Musicians are very busy this time of year performing concerts. Much of what I say goes for preparation of the Sacred Liturgy. Concert preparation, especially of sacred music within one’s own parish, school, institution, etc., can be wonderful, and at the same time an added stress. As a Director of Music, one is often responsible for myriad things well beyond the scope of music.

For example, in addition to being a performer, one is also the promoter, contractor, program designer, music librarian, stage manager, building custodian, ad hoc recording engineer, etc. Did I leave anything out? Several items, I am sure.

It’s easy to become completely wrapped up. So much so, that it is a luxury to perform elsewhere in which one can concentrate fully on music.—on being an artist.

This brings me to an essential list of concert preparation. Some obvious, some subtle:

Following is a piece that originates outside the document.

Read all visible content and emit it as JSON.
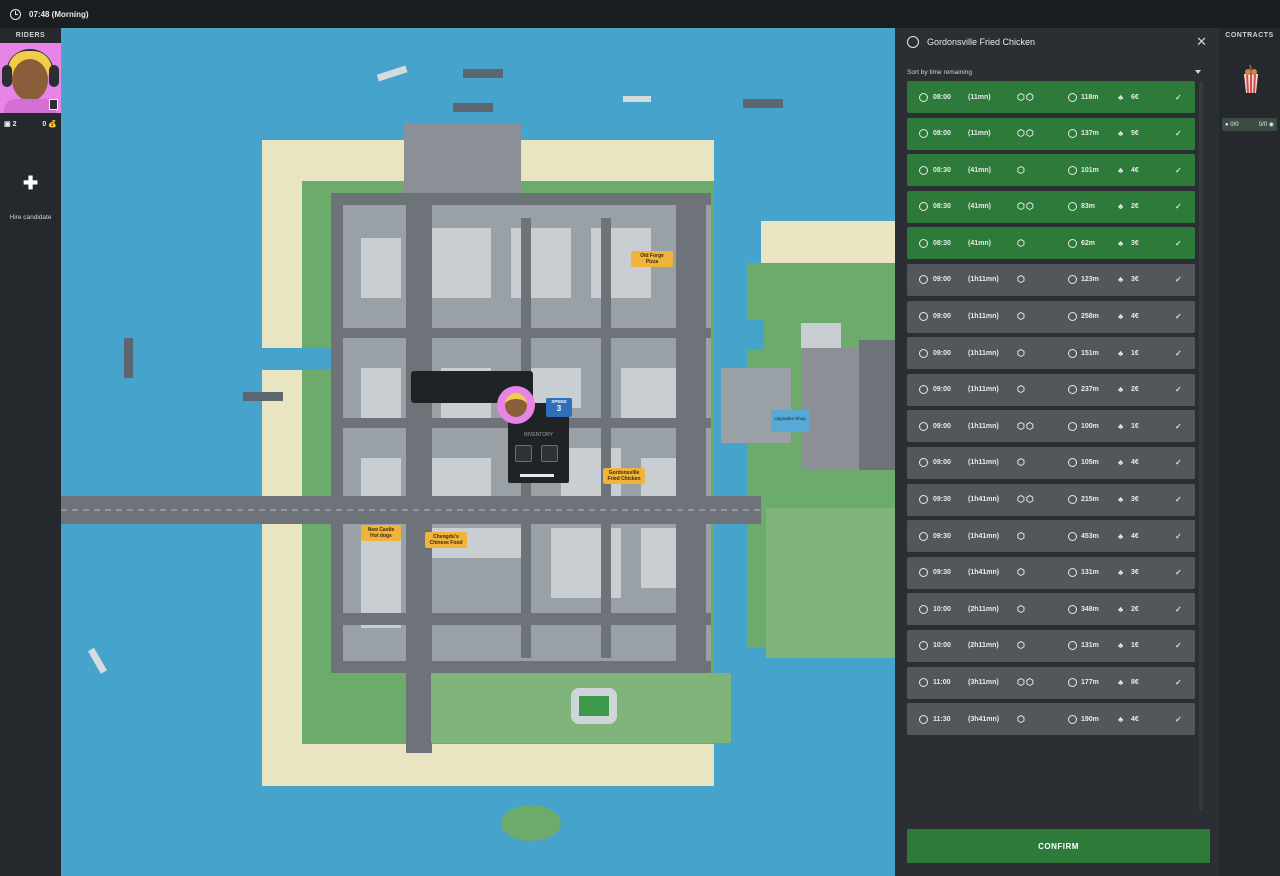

Clearly practice. But how much? That varies for each individual and for the task at hand. But I like to feel fully prepared about three weeks in advance if possible. Additionally, I’ve battled nerves many times in my life, so I make it a priority over prepare. This is not to be confused with risking tendonitis (which I have experienced) or risking one’s mental state.

If I’m conducting, especially an orchestral score, I have taken the advice of Edward Schaefer to mark my score with colored pencils, e.g., different colors for entrances, dynamic, tempo, meter changes, etc. My scores are lit up like a Christmas tree so my eight-year-old son should be able to follow them—and it helps me keep my eyes up.


Preparation that is less musical can have enormous impact on a program. Fatigue is the enemy! One is sleep and one’s surrounding schedule. As a parent of young children I lose sleep all the time. This affects performance and health. I’ve suffered from both as a result. It is vital to gain some control of one’s schedule surrounding practice and the concert itself. I have learned from my mistakes—having not performed the way I would like, or suffering poor health as a result of burn out.

Eating: I make it a ritual to eat a light meal high in protein before every rehearsal I conduct or before the concert itself. It’s gotten to the point that what I eat is entirely predictable. Additionally, one also should be careful to eat the right amount of time before a performance, e,g, avoid eating right before as the body needs to be energized, not slowed down. This varies on the individual, of course.


Quiet time away from one’s instrument (and time with one’s scores) is essential for all performances, especially the day of a concert. The day of a concert, it is ideal to practice little and rest—not always a possibility. Make it a priority!


For many of you, this is already obvious. However, nearly five decades on planet earth, I’ve finally figured it out. I’ve made a certain amount of quiet prayer within minutes of a performance an essential concert ritual. I’ve only begun doing this only in the last year. I am not pious, and I am a great sinner. (Many of you are nodding your heads…) But I’m embarrassed to say, I feel I have only discovered this necessity recently. This does not simply make me “feel good” or calm my nerves. It might. But I could find any number of other things to do that.

But a quick decade of the rosary literally minutes prior to performance has recently helped me focus on what matters: Even in concert, what we do is not for our own glorification, but to serve God in the way He intends. Prayer assists one to be the mindset of gratitude to God for the opportunity to compose, perform, to transmit spirit, emotion, and therefore prayer to others. It is a rare opportunity and a gift to be able to do so.

I have found a bit (or all) of the rosary helpful in that I allow my mind to rest and for God to take over. I don’t have the right words.

It is also exceedingly important to set up a place to do this away from distractions: other performers, a page-turner, family, friends, etc. It may be anti-social in the moment, but it is for the greater good.

Performance is a time that a performer’s heart, soul, and mind is exposed—baring all to an audience. Likewise, prayer helps bare one’s heart, mind, body, and soul to God. What we do, we do for Him.

Soli Deo Gloria